There is a long tradition of great sidekicks in detective fiction: Watson and Holmes, Hastings and Poirot, Hawk and Spenser. The role can range from comic relief to a dark reflection to an alter ego of the hero. Sidekicks are often the only true friend of the main character and act as an interpreter for the reader, explaining what the Great One is thinking.
Very few are female.
Elizabeth George broke the mold with Detective Sargent Barbara Havers in the Inspector Lynley mysteries. Havers is the opposite of Lynley in every way: personality, gender, and class. Thomas “Tommy” Lynley—aka the Eighth Earl of Asherton—could leave Scotland Yard at any moment to take up to his earl duties.
Working class Havers has doggedly pursued policing and has risen through overwhelming sexist male ranks. Both are outsiders in Scotland Yard and are therefore looked upon with suspicion. The connection between the duo is as important as the plots themselves. Both are straight, and refreshingly, there is no chance of a sexual relationship between them.
Look for what inappropriate T-shirt Havers will wear—there’s an especially good one involving Keith Richards in this outing.
Havers gets the spotlight in this book, a development for which fans have been clamoring.
But be careful what you wish for. Just One Evil Act starts with the disappearance of nine-year-old Hadiyyah, the daughter of her friend and neighbor Taymullah Azhar, both of whom Havers loves, even if she can’t admit it. The child has been taken away by her mother Angelina.
It’s not kidnapping for Azhar never divorced his first wife to marry Angelina, and his name isn’t on the birth certificate, so he has no legal claim. The private detective Havers and Azhar hire offers little hope.
Months go by and it Azhar seems to be beginning to accept the loss, when Angelina shows back up in London with news Hadiyyah is missing, kidnapped from her new home in Tuscany.
Is the Evil Act of the title the “kidnapping”? Or is the evil act Azhar sleeping with Angelina and completely discarding his first family? Perhaps it’s Angelina’s family who despise Azhar and Hadiyyah because they are Pakistani.
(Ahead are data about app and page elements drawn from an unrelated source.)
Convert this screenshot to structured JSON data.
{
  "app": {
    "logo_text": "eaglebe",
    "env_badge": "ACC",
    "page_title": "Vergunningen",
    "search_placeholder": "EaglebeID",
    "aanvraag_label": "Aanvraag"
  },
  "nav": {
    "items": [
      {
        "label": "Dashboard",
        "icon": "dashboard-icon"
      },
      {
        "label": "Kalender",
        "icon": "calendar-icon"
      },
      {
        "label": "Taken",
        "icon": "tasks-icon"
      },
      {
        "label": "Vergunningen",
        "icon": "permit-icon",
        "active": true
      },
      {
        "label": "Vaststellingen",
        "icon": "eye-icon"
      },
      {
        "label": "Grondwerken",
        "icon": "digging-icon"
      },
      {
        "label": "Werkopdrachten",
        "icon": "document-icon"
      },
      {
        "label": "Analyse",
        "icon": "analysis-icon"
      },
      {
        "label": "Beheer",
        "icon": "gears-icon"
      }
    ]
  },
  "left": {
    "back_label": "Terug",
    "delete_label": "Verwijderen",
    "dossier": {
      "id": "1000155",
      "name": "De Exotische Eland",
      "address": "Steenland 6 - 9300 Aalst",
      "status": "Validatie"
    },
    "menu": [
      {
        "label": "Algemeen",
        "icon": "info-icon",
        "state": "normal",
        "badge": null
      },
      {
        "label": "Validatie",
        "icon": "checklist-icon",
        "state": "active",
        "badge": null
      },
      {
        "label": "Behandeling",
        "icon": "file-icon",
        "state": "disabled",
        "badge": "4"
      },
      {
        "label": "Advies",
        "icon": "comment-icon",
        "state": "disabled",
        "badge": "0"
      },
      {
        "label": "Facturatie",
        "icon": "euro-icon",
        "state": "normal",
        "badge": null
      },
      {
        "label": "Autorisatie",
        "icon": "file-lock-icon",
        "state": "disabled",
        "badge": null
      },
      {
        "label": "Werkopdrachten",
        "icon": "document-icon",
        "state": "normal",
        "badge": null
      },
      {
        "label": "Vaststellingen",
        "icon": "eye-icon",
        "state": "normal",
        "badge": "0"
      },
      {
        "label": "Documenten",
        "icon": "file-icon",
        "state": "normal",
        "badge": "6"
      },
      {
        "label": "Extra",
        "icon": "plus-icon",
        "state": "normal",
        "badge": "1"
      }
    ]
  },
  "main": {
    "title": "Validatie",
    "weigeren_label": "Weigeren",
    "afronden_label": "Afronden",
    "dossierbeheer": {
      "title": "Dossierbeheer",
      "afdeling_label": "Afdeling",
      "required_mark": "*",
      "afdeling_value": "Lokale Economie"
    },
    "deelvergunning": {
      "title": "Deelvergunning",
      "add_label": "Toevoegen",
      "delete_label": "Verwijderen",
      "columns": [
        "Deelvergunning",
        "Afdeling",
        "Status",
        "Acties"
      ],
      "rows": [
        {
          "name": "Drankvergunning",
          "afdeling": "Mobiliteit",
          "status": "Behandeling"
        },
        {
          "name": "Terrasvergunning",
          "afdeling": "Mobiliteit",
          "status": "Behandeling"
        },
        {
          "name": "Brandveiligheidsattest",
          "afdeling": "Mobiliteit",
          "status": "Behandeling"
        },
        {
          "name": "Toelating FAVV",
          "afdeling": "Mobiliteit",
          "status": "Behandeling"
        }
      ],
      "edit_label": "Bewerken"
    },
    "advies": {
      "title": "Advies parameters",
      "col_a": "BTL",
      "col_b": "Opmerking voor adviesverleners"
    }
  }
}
And that’s just on the England side of the channel. The Italian contingent is not untainted by evil even the wannabe nun flagellates.
Clearly Elizabeth George was inspired by the real life Amanda Knox case, where the American college student and her former Italian boyfriend were found guilty of murdering her housemate in picturesque Perugia, until an appeals court overturned the decision.
Unfortunately in these 796 pages Elizabeth George throws the proverbial kitchen sink at the reader. The book reads like every detail she researched is put in from how the Italian prosecution is involved very early on with the police, how corrupt Italian police taint cases, how beautiful the walled city of Lucca is in the sunny Italian spring . . .
There are way too many pages here full of too many characters, too much travelogue, too many of Havers’ crazy schemes merely plotted to get her thrown off the police force.
In the second half of the book Lynley is a wasted character, rushing around trying to balance a new romance and saving Havers from herself.
Elizabeth George is too talented a writer to distrust her readers. Her plot tries the reader’s patience, evidenced by the placement of the death well into the book, by which that time it seems superfluous.
More is not less here; more is just more.
As Havers herself would point out: Got it! Move on.